With this in mind, the MAA is introducing its first-ever MathTube Contest. The contest, open to teams of up to three undergraduate students, calls for creative videos that show the entertaining side of mathematics in a style similar to that of other such videos found on the popular website YouTube.
“I want people to put tongue firmly in cheek and show us what they’ve got,” said Vallin, MAA’s Associate Director for Student Activities. One of Vallin’s favorite math-related YouTube videos, the popular Finite Simple Group (of Order Two) video by The Klein Four Group (http://www.youtube.com/watch?v=UTby_e4-Rhg), serves as a great example of the kind of creativity the panel of MAA judges will be looking for.

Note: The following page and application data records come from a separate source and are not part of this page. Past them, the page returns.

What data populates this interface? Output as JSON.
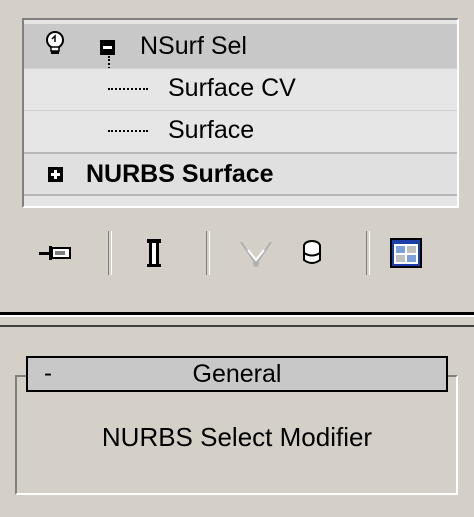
{
  "modifier_stack": {
    "selected_item": {
      "label": "NSurf Sel",
      "expander": "minus-box-icon",
      "visibility_icon": "lightbulb-icon",
      "sub_objects": [
        {
          "label": "Surface CV"
        },
        {
          "label": "Surface"
        }
      ]
    },
    "base_object": {
      "label": "NURBS Surface",
      "expander": "plus-box-icon"
    }
  },
  "toolbar": {
    "buttons": [
      {
        "name": "pin-stack-icon",
        "enabled": true
      },
      {
        "name": "show-end-result-icon",
        "enabled": true
      },
      {
        "name": "make-unique-icon",
        "enabled": false
      },
      {
        "name": "remove-modifier-icon",
        "enabled": true
      },
      {
        "name": "configure-modifier-sets-icon",
        "enabled": true
      }
    ]
  },
  "rollout": {
    "toggle": "-",
    "title": "General",
    "body_text": "NURBS Select Modifier"
  },
  "colors": {
    "panel_bg": "#d4d0c8",
    "selected_row": "#c8c8c8",
    "list_bg": "#e6e6e6",
    "configure_icon_blue": "#1c3fa8"
  }
}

As a reward, each member of the creative team of the winning video will receive $100, complimentary registration for the Joint Mathematics Meetings in San Diego, and a collection of MAA products, including a flying disc, a deck of cards, a travel mug, and a stress-relieving icosahedron. The next three runners-up will receive the pack of MAA goodies for each member of the creative team and a $25 gift certificate for MAA products. Vallin would also like to show the winning entries at one of the MAA booths at the JMM in San Diego this January.
The entry deadline for the MAA MathTube Contest is December 7th at 11:00 p.m. Vallin emphasizes that all participants should look carefully at the rules and regulations of the contest and make sure that they sign the consent form that must accompany all entries. Any further questions about the MAA MathTube Contest should be directed to Vallin, at email@example.com

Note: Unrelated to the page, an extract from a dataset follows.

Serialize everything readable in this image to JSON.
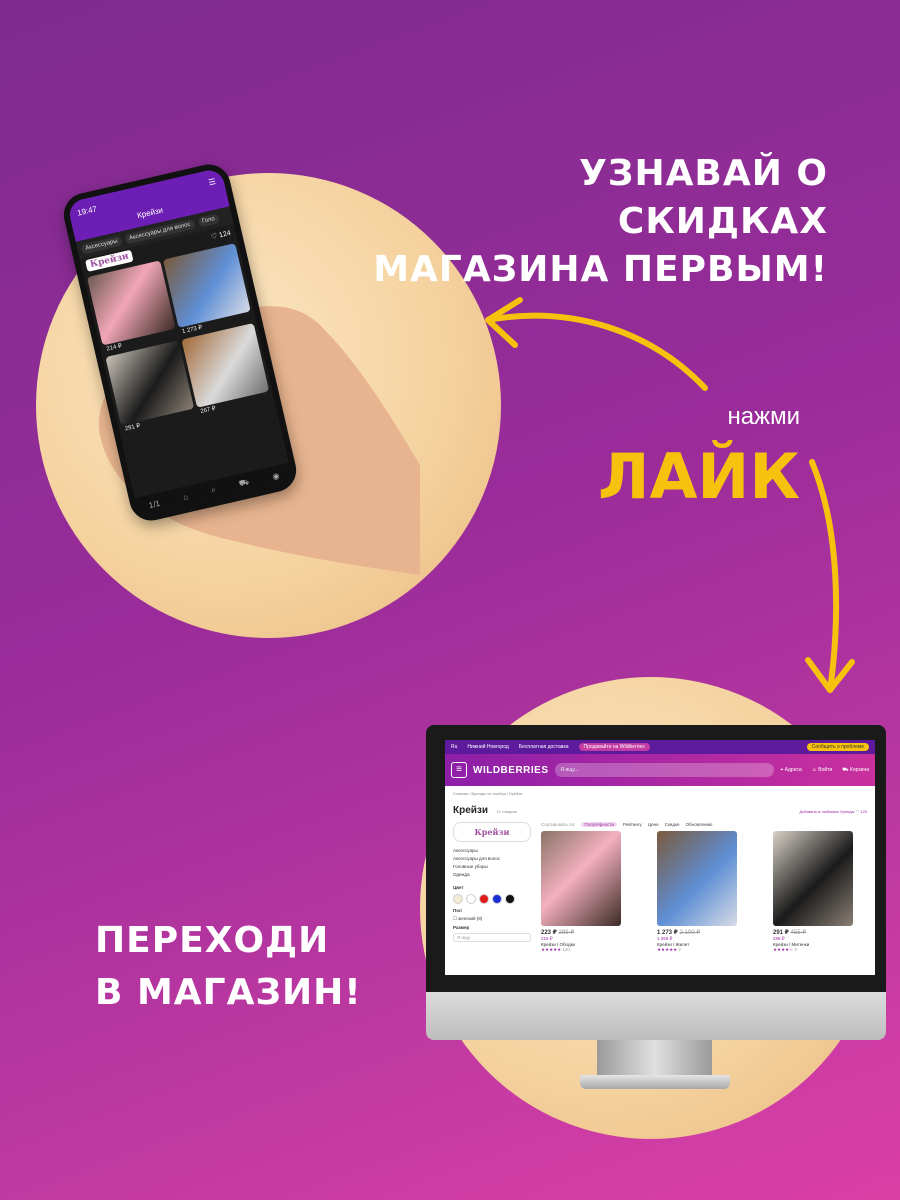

Selected articles from journals published by the National Council of Teachers of Mathematics (NCTM) are available free of charge online. Articles published in the September-November issues of these journals include the following:
(a) Teaching Children Mathematics
— “Talking Mathematics” by Stacy Fleming Amos (September 2007)
URL: http://my.nctm.org/eresources/article_summary.asp?URI=TCM2007-09-68a &from=B
— “Tying It All Together: Classroom Practices That Promote Mathematical Proficiency for All Students” by Jennifer M. Suh (October 2007)
URL: http://my.nctm.org/eresources/article_summary.asp?URI=TCM2007-10-163a &from=B
— “Journeying into Mathematics through Storybooks: A Kindergarten Story” by Jane Murphy Wilburne, Mary Napoli, Jane B. Keat, Kimberly Dile, Michelle Trout, and Suzan Decke (November 2007)
URL: http://my.nctm.org/eresources/article_summary.asp?URI=TCM2007-11-232a &from=B
(b) Mathematics Teaching in the Middle School
— “C^2 = Creative Coordinates” by Shelley McHugh (September 2007)
URL: http://my.nctm.org/eresources/article_summary.asp?URI=MTMS2007-09-82a &from=B
— “Are We Golden? Investigations with the Golden Ratio” by Stacy L. Reeder (October 2007)
— “Mathematical Explorations: What if We Were Built Like the Dinosaurs?” by Sarah Quebec Fuentes, Patricia Garruto and Fran Lockard (November 2007)
(c) Mathematics Teacher
— “Using Technology to Optimize and Generalize: The Least-Squares Line” by Maurice J. Burke and Ted R. Hodgson (September 2007)
URL: http://my.nctm.org/eresources/article_summary.asp?URI=MT2007-09-102a &from=B
— “Who Will Win? Predicting the Presidential Election Using Linear Regression” by John H. Lamb (October 2007)
URL: http://my.nctm.org/eresources/article_summary.asp?URI=MT2007-10-185a &from=B
— “A Writing Workshop in Mathematics: Community Practice of Content Discourse” by Linda A. Fernsten (November 2007)
URL: http://my.nctm.org/eresources/article_summary.asp?URI=MT2007-11-273a &from=B
(d) Journal for Research in Mathematics Education
— “Connections Between Generalizing and Justifying: Students’ Reasoning with Linear Relationships” by Amy B. Ellis (May 2007)
URL: http://my.nctm.org/eresources/article_summary.asp?URI=JRME2007-05-194 a&from=B
— “An Editorial Transition” [from Steve Williams to Kathy Hyde, Penn State University] (November 2007)